This page explains how a charity advances religion in a charitable way, and provides some examples of wording used by charitable organisations to show how they fit within the "advancement of religion" charitable purpose.
You should also read Charities Services information about Charitable purpose and your rules.
To be charitable under this category, your organisation's purpose must:
It’s generally assumed that an organisation which advances religion also provides a public benefit. However, this may not always be the case.
The term "religion" includes many different faiths and belief systems (for example, Christianity, Judaism, Islam, Hinduism, and Buddhism). Generally, however, to be religious there needs to be a body of doctrines that:
The doctrines and canons of conduct must also be sufficiently structured, clear and serious so as to be capable of advancing religion.
To "advance religion", a faith must be passed on to others by spreading its message and taking positive steps to sustain and increase the religious belief. An activity that is simply connected to religious activity will not be sufficient.
For example, a court found a newspaper connected to a church did not in and of itself advance religion.

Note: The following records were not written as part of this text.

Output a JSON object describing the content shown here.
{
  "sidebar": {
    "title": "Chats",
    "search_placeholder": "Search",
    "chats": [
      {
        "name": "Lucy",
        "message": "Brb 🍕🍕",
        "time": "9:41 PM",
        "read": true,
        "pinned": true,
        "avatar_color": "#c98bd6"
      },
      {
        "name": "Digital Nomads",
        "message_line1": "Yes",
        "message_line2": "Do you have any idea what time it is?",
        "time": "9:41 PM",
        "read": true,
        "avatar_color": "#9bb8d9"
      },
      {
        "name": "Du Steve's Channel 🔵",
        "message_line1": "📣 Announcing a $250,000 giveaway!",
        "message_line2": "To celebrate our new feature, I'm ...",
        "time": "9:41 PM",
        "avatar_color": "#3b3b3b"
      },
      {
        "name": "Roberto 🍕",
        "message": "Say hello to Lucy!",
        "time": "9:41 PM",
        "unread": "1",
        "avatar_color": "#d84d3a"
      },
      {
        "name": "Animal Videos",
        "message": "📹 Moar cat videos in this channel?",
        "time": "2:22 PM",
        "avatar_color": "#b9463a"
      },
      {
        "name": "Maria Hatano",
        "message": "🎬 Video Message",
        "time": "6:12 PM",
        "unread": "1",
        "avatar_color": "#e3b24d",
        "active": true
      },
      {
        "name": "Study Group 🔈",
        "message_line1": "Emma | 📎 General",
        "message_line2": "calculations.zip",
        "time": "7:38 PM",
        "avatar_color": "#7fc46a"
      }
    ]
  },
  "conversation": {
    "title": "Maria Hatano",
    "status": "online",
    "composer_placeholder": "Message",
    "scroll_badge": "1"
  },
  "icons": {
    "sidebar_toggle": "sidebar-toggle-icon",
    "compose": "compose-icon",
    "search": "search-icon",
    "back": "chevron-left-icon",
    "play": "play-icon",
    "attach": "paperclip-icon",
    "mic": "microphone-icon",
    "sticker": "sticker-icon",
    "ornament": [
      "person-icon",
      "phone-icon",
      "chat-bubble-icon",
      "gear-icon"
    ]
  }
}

Where an organisation advances religion in a charitable manner, it is assumed that it provides a public benefit. However, if the organisation promotes conduct that is inconsistent with prevailing public policy, or it is focussed too narrowly on its adherents, that presumption may be rebutted.
For example, previous courts’ decisions have said:

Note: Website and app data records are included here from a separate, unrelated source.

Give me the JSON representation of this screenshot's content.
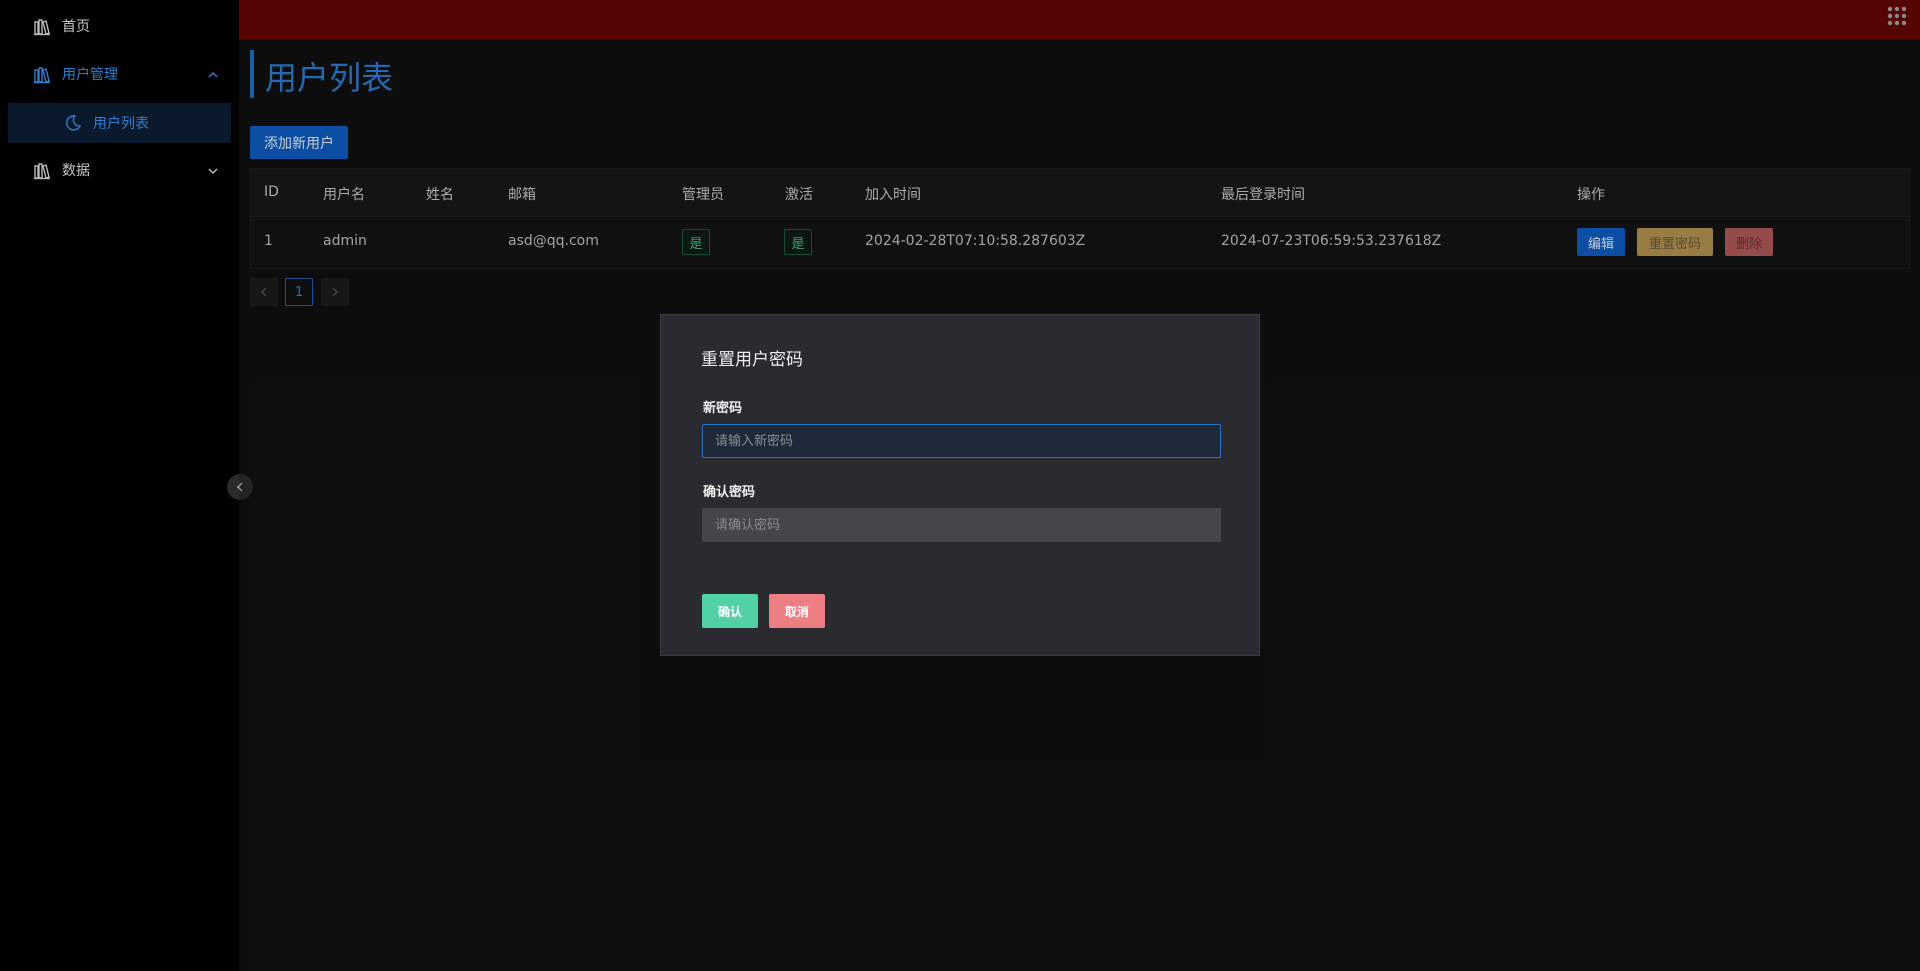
{
  "sidebar": {
    "items": [
      {
        "label": "首页",
        "icon": "library-icon"
      },
      {
        "label": "用户管理",
        "icon": "library-icon",
        "expanded": true,
        "children": [
          {
            "label": "用户列表",
            "icon": "moon-icon"
          }
        ]
      },
      {
        "label": "数据",
        "icon": "library-icon",
        "expanded": false
      }
    ]
  },
  "header": {
    "apps_icon": "grid-icon",
    "bg_color": "#560304"
  },
  "page": {
    "title": "用户列表",
    "add_button": "添加新用户"
  },
  "table": {
    "columns": [
      "ID",
      "用户名",
      "姓名",
      "邮箱",
      "管理员",
      "激活",
      "加入时间",
      "最后登录时间",
      "操作"
    ],
    "rows": [
      {
        "id": "1",
        "username": "admin",
        "name": "",
        "email": "asd@qq.com",
        "admin": "是",
        "active": "是",
        "joined": "2024-02-28T07:10:58.287603Z",
        "last_login": "2024-07-23T06:59:53.237618Z",
        "actions": [
          "编辑",
          "重置密码",
          "删除"
        ]
      }
    ]
  },
  "pagination": {
    "current": "1",
    "prev_icon": "chevron-left-icon",
    "next_icon": "chevron-right-icon"
  },
  "modal": {
    "title": "重置用户密码",
    "new_password_label": "新密码",
    "new_password_placeholder": "请输入新密码",
    "new_password_value": "",
    "confirm_password_label": "确认密码",
    "confirm_password_placeholder": "请确认密码",
    "confirm_password_value": "",
    "ok": "确认",
    "cancel": "取消"
  },
  "colors": {
    "accent": "#2d7bd0",
    "primary_button": "#0f5cc0",
    "ok_button": "#53d1a6",
    "cancel_button": "#ec7e84",
    "warning_button": "#b49150",
    "danger_button": "#b0585a"
  }
}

Here are some examples of wording used by charitable organisations to show how they fit with the "advancement of religion" charitable purpose:
PLEASE NOTE: This is not an exhaustive list, and if you plan to use different wording, you may wish to ask us before finalising your rules document - email@example.com.
You can read a book about Charity Law in New Zealand if you want to know more about the advancement of religion as a charitable purpose. It contains detailed information about each charitable purpose, including references to relevant case law. Charity Law in New Zealand is available to download on the Charities Services website.
You can also read Decisions explaining why particular applicants have been declined registration. Reading the decisions can help you understand how your purposes must be charitable and provide for the public benefit. The following legal decisions are particularly useful for understanding the advancement of religion: